Posted on: Friday, March 13th, 2015
One of the perks of being a Canadian millennial is that I don’t have to work too hard to understand coding. The language translates fairly easily when you grow up digital, and I have been able to build on the small amount of html I taught myself when I was in elementary school. This was an absolute necessity, as I needed a way to best express my specially cultivated pre-teen, punk-rock, suburban angst. Where I am from the go-to online journaling sites were Livejournal, Xanga and Asian Avenue (please see “About the Author” photo to understand just how hilarious that profile was… I’m fairly certain my user name was BubbleHoneyPuff or something just as ridiculous). I am not sure what young Newfoundlanders used in the mid-nineties, but I am fairly certain there were versions of this type of basic coding being written in online diaries across Canada.

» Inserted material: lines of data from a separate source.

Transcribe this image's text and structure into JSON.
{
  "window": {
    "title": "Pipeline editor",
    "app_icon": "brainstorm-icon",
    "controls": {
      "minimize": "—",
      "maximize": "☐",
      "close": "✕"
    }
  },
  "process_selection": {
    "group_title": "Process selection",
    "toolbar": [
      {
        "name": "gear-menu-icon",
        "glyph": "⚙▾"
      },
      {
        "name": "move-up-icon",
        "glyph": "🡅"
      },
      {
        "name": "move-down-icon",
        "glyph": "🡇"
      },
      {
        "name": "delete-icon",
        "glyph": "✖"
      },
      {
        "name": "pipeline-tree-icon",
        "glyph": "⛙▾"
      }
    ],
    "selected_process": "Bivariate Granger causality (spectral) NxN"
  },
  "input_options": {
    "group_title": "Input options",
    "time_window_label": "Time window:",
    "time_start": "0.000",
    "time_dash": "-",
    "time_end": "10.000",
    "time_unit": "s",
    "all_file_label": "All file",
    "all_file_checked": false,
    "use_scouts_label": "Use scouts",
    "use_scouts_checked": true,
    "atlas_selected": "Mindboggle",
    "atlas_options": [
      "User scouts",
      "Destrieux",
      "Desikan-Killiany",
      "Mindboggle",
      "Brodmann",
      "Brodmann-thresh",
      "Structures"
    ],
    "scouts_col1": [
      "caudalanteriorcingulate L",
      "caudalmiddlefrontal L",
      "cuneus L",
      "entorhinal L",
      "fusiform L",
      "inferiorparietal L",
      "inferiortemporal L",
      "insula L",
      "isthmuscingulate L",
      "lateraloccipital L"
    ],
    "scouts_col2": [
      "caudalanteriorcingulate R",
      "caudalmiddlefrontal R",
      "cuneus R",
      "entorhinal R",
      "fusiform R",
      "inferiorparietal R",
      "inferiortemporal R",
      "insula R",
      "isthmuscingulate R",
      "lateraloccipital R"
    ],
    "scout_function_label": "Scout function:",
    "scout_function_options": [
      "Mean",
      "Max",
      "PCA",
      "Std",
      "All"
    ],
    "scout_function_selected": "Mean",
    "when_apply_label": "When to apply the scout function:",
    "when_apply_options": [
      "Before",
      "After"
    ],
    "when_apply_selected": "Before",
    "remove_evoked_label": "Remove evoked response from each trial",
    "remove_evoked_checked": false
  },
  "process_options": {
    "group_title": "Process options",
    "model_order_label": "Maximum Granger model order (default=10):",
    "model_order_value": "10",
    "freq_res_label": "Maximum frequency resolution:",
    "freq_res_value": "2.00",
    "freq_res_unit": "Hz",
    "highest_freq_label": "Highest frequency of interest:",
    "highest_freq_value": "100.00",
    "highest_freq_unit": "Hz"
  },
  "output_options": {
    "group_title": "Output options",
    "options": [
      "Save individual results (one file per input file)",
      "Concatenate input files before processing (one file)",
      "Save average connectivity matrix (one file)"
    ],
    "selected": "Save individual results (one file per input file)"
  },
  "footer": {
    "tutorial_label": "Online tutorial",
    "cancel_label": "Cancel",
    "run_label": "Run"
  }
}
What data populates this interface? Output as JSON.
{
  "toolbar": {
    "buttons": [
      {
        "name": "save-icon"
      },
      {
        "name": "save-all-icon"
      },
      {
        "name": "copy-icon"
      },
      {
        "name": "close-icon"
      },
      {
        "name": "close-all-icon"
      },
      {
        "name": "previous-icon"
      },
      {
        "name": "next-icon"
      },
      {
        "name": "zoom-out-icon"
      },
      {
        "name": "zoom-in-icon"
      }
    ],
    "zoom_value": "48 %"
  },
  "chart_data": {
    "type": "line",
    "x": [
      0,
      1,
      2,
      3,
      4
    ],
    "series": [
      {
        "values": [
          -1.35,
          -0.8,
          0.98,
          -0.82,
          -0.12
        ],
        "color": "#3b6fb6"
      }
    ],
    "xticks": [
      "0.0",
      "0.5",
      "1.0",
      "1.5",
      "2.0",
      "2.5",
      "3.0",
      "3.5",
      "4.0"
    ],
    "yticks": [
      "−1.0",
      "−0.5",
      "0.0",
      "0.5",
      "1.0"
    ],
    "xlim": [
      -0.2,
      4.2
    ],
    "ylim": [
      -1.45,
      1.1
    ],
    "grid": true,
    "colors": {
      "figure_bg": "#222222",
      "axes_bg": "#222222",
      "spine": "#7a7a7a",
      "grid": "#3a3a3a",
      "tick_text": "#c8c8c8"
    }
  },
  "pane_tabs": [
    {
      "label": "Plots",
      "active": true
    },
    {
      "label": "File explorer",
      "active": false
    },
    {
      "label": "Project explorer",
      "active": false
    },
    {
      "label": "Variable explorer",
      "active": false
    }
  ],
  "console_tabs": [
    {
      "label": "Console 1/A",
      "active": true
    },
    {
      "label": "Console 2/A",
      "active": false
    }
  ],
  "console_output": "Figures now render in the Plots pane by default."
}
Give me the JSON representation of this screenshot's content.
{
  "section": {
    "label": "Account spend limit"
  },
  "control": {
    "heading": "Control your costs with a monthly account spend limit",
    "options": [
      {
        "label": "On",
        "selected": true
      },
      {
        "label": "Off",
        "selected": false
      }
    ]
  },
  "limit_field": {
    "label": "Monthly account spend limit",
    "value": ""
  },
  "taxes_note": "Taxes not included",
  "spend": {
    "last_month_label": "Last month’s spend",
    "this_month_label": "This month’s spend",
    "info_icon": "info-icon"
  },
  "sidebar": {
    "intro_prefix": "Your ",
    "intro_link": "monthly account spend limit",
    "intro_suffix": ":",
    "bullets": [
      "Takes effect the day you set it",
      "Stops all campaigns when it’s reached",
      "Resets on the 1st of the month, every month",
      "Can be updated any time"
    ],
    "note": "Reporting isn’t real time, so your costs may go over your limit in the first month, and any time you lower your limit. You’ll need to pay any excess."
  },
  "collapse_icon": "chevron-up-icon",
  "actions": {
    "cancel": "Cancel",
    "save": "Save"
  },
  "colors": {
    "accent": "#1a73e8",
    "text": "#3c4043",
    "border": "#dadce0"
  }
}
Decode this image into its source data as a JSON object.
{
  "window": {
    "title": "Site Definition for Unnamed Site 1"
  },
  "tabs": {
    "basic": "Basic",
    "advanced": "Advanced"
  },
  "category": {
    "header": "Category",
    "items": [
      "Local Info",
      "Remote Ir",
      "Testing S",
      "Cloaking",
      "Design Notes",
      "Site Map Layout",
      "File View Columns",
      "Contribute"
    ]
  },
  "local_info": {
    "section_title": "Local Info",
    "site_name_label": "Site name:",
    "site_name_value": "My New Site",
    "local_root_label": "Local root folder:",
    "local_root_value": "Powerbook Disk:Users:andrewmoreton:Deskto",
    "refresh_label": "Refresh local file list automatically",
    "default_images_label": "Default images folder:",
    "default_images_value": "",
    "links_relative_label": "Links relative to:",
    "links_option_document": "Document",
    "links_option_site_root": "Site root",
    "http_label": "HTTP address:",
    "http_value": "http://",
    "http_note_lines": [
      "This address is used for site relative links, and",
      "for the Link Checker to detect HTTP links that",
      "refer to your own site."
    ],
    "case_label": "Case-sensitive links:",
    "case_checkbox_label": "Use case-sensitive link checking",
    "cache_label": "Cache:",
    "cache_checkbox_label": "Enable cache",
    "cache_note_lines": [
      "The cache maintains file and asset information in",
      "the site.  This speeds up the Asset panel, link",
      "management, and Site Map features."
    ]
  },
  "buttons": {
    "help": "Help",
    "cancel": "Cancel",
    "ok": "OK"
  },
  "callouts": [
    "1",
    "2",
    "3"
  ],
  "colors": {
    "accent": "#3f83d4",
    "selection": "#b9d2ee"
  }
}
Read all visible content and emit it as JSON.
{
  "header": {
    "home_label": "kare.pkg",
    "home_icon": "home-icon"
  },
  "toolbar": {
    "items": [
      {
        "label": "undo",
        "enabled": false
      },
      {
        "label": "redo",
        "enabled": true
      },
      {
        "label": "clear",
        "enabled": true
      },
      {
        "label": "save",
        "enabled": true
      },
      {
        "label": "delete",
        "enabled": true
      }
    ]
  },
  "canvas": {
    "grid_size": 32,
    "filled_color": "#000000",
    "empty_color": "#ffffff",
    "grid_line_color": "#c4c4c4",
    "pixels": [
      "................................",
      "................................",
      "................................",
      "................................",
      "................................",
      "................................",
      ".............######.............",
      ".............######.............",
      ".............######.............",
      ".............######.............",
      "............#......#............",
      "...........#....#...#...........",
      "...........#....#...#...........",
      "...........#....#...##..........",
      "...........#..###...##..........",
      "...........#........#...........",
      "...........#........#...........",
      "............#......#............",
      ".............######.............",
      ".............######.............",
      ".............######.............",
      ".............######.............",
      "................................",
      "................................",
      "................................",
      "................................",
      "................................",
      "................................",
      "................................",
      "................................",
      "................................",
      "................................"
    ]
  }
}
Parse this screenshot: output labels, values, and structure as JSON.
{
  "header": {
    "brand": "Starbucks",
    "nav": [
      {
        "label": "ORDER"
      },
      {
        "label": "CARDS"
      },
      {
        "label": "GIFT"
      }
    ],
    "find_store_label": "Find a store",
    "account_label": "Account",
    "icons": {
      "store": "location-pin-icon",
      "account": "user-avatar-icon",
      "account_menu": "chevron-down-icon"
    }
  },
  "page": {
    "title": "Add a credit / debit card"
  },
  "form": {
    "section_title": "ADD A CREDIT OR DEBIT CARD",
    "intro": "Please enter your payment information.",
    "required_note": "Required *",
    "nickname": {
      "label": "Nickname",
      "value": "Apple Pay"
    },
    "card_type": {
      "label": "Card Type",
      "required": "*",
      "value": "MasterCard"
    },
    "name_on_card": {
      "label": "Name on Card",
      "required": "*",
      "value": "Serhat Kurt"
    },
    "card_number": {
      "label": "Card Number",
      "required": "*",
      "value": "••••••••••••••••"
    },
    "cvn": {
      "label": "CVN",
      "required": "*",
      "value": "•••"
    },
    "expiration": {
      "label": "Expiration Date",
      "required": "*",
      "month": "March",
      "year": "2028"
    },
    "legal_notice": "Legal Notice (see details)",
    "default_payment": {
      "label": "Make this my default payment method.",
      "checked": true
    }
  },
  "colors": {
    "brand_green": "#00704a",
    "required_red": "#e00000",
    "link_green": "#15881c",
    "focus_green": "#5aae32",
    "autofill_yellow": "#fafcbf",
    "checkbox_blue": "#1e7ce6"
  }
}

Now, I can parse out a WordPress problem, but I am always floored by people who can envision great things and build them from scratch. Matthew Stenback (MS), the founder of Brownie Points, is a self-taught programmer who uses these tools to creatively improve the world around him.
Matthew is giving his first workshop this weekend as part of the Scene and Heard Film Industry Conference. He’ll be at NIFCO tomorrow morning at 10am to teach us all about the basics of mobile app development. Matthew took the time to answer a few questions for us about his career, mobile apps and the workshop tomorrow.
SJIWFF: Tell us a bit about yourself.
MS: I’m a self-taught programmer and designer. I founded Brownie Points and co-founded Common Ground coworking. I love all things entrepreneurship and product development. I’d rather be the guy in the background making stuff, than the one in the front talking about it.
SJIWFF: Where did you get the idea for Brownie Points?
MS: I got the idea in University when I was shopping downtown one weekend. The downtown area just felt like it’s own community and I thought there might be an interesting way to tie all the stores together. I also noticed that hardly any of the stores had a points system or any sort of modern marketing tools. The way my mind works, I’m always puzzling out how things could be better, so naturally I started to dig into that problem. Brownie Points was my way of connecting independent businesses, and modernizing their marketing tools at the same time.
SJIWFF: How did you develop the skill set to bring the vision for Brownie Points to life?
MS: I got really interested in video game development during University so I started programming in my spare time. The skills I learned while developing my game translated pretty easily over to other platforms and programming languages. I’m self taught, but I don’t really feel at a disadvantage because of that. In fact I’d say that most CS students probably learn more outside the classroom with their side projects anyway
SJIWFF: In your own words, why is app development important for artists/organizations/businesses?
MS: In my opinion, learning the process of app development is useful for almost anyone. Without the knowing what’s involved in making an app, it might seem too complex, too expensive, or unrealistic for a given organization or project. But the reality is, most mobile apps are fairly simple to make. Once you understand the process, you can make much more informed decisions about whether or not it’s right for your business, project, or event.
SJIWFF: What is your favourite mobile app?
MS: Instapaper. It’s focused, useful, well designed, and it’s not trying to be all things to all people. It does one thing, and does it really well.
SJIWFF: What are you most excited to cover in your workshop this Saturday?
MS: Well it’s my first time delivering a talk/session/workshop, so I’m pretty excited just to be doing it! But in terms of a topic that I’m most excited about covering, I always love talking about managing the scope of a project, keeping the purpose focused, avoiding feature creep, that type of thing!
Tickets are still available at the LSPU Hall Box Office for Matthew’s workshop.
See you all there!